We will write our polymer reaction as Am + An -> Am+n, where Am denotes a polymer consisting of m copies of A. Using classical reaction rules, this would require an infinite number of reactions; will BioNetGen come to our rescue?

There are two sites on the monomer A that are involved in a polymerization reaction: the “head” and the “tail”. For two monomers to bind, we need the head on one monomer and the tail on another to both be free. The following BioNetGen model is taken from the BioNetGen tutorials.

Create a new BioNetGen file and save it as polymers.bngl. We will have only one molecule type: A(h,t); the h and t labels indicate the “head” and “tail” binding sites, respectively. To model polymerization, we will need to represent four reaction rules:

  1. initializing the series of polymerization reactions: two unbound copies of A form an initial dimer, or a polymer with just two monomers;
  2. adding an unbound A to the “tail” of an existing polymer;
  3. adding an existing polymer to the “tail” of an unbound A; and
  4. adding an existing polymer to the “tail” of another polymer.

To select any species that is bound at a component, we use the notation !+; for example, A(h!+,t) will select any A whose “head” is bound, whether it belongs to a chain of one or one million monomers.

We will assume that the forward and reverse rates for each reaction occur at the same rate. For simplicity, we will set all forward and reverse reaction rates to be equal to 0.01.

We will initialize our simulation with 1000 unbound A monomers and observe the formation of polymer chains of a few different lengths (1, 2, 3, 5, 10, and 20). To do so, we can use an “observable” A == n to denote that a polymer contains n copies of A. We need to use Species instead of Molecules to select polymer patterns.

begin species
	A(h,t) 1000
end species

begin observables
	Species A1 A==1
	Species A2 A==2
	Species A3 A==3
	Species A5 A==5
	Species A10 A==10
	Species A20 A==20
	Species ALong A>=30
end observables

For this model, the infinite number of possible interactions will slow down the Gillespie algorithm. For that reason, we will use an alternative to the Gillespie algorithm called network-free simulation, which tracks individual particles.

After building the model, we can run our simulation with the following command (note that we do not need the generate_network() command):

simulate({method=>"nf", t_end=>100, n_steps=>1000})

Exercise:Run the simulation. How do the concentrations of polymers vary according to the lengths of the polymers?

Exercise: What happens to polymer concentrations as we change the polymer binding and dissociation rates?

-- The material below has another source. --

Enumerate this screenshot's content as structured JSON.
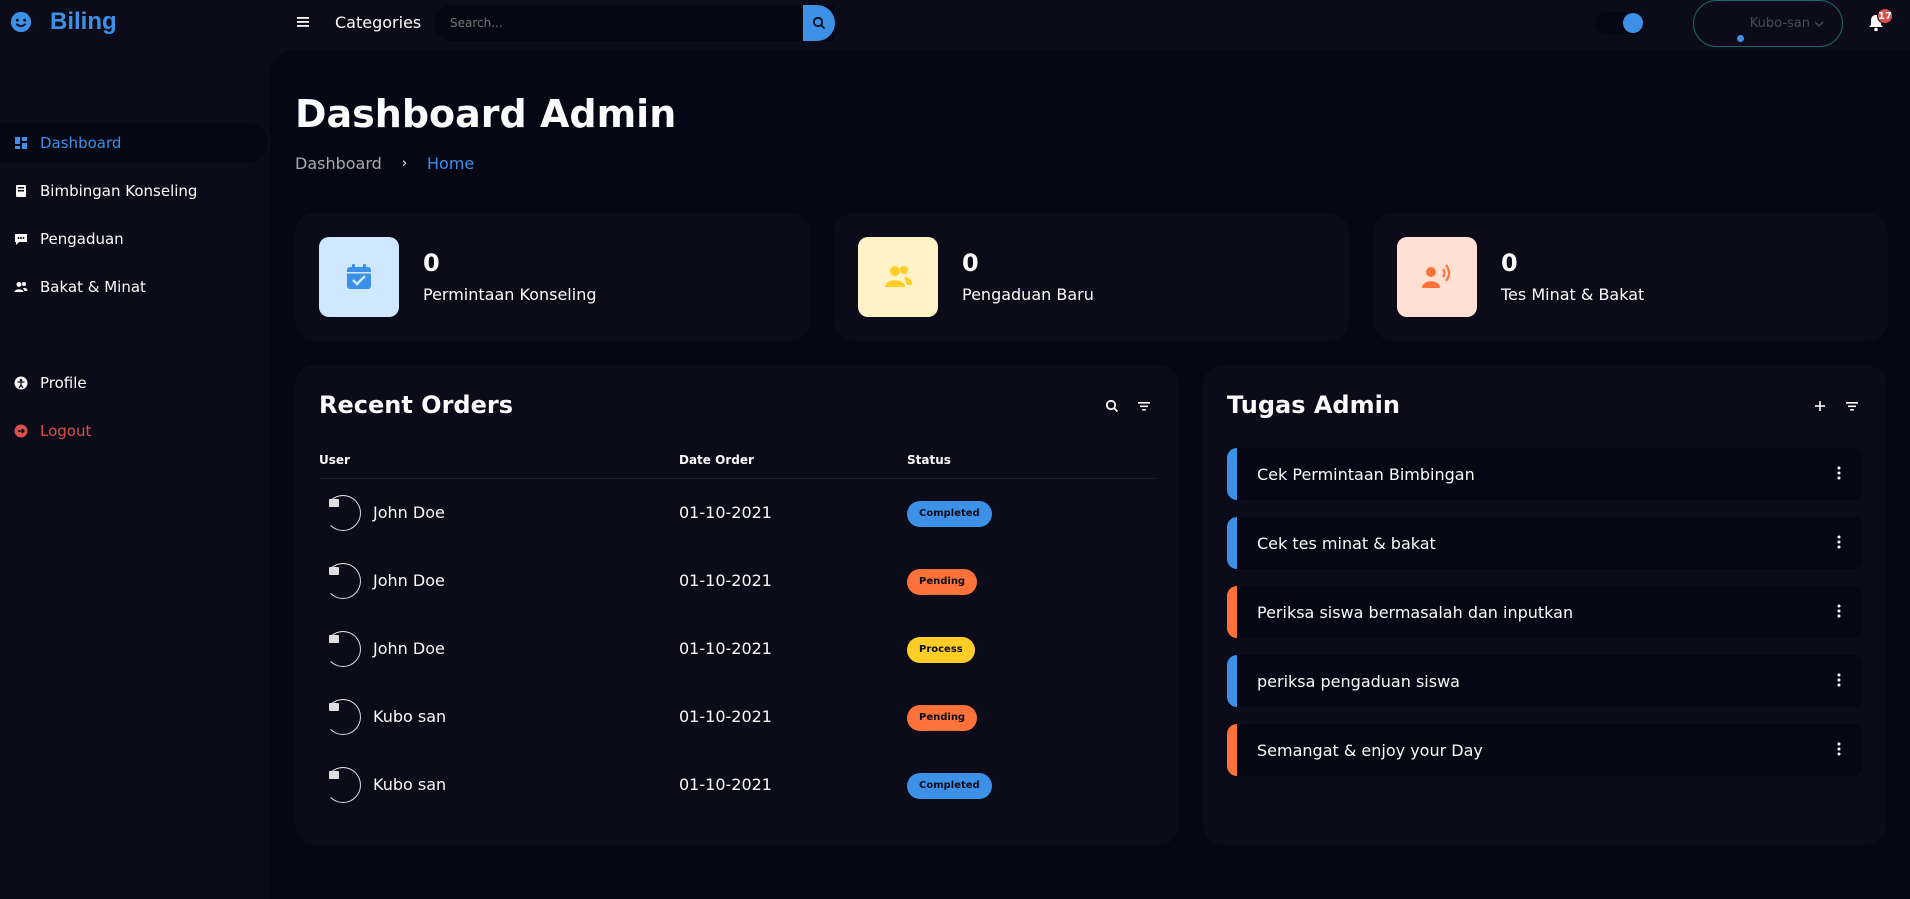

Does your observation reflect what you might expect?

Next module

  1. Saragosti J, Calvez V, Bournaveas, N, Perthame B, Buguin A, Silberzan P. 2011. Directional persistence of chemotactic bacteria in a traveling concentration wave. PNAS. Available online